[Dataset rows describing interfaces]
Content starts
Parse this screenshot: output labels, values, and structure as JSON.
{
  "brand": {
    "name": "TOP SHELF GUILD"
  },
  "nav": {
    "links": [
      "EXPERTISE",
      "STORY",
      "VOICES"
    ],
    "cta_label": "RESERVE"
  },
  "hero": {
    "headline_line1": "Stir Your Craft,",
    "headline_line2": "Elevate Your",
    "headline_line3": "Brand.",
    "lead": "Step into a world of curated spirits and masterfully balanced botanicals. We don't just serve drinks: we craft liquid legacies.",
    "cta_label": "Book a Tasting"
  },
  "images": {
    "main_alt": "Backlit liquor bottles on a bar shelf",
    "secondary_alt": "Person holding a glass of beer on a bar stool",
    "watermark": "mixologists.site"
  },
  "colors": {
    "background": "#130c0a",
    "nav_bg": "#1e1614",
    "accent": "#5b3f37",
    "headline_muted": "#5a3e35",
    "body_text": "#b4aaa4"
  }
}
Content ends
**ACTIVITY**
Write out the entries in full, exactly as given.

**EXPECTED ANSWER**
Parse this screenshot: output labels, values, and structure as JSON.
{
  "brand": {
    "name": "TOP SHELF GUILD"
  },
  "nav": {
    "links": [
      "EXPERTISE",
      "STORY",
      "VOICES"
    ],
    "cta_label": "RESERVE"
  },
  "hero": {
    "headline_line1": "Stir Your Craft,",
    "headline_line2": "Elevate Your",
    "headline_line3": "Brand.",
    "lead": "Step into a world of curated spirits and masterfully balanced botanicals. We don't just serve drinks: we craft liquid legacies.",
    "cta_label": "Book a Tasting"
  },
  "images": {
    "main_alt": "Backlit liquor bottles on a bar shelf",
    "secondary_alt": "Person holding a glass of beer on a bar stool",
    "watermark": "mixologists.site"
  },
  "colors": {
    "background": "#130c0a",
    "nav_bg": "#1e1614",
    "accent": "#5b3f37",
    "headline_muted": "#5a3e35",
    "body_text": "#b4aaa4"
  }
}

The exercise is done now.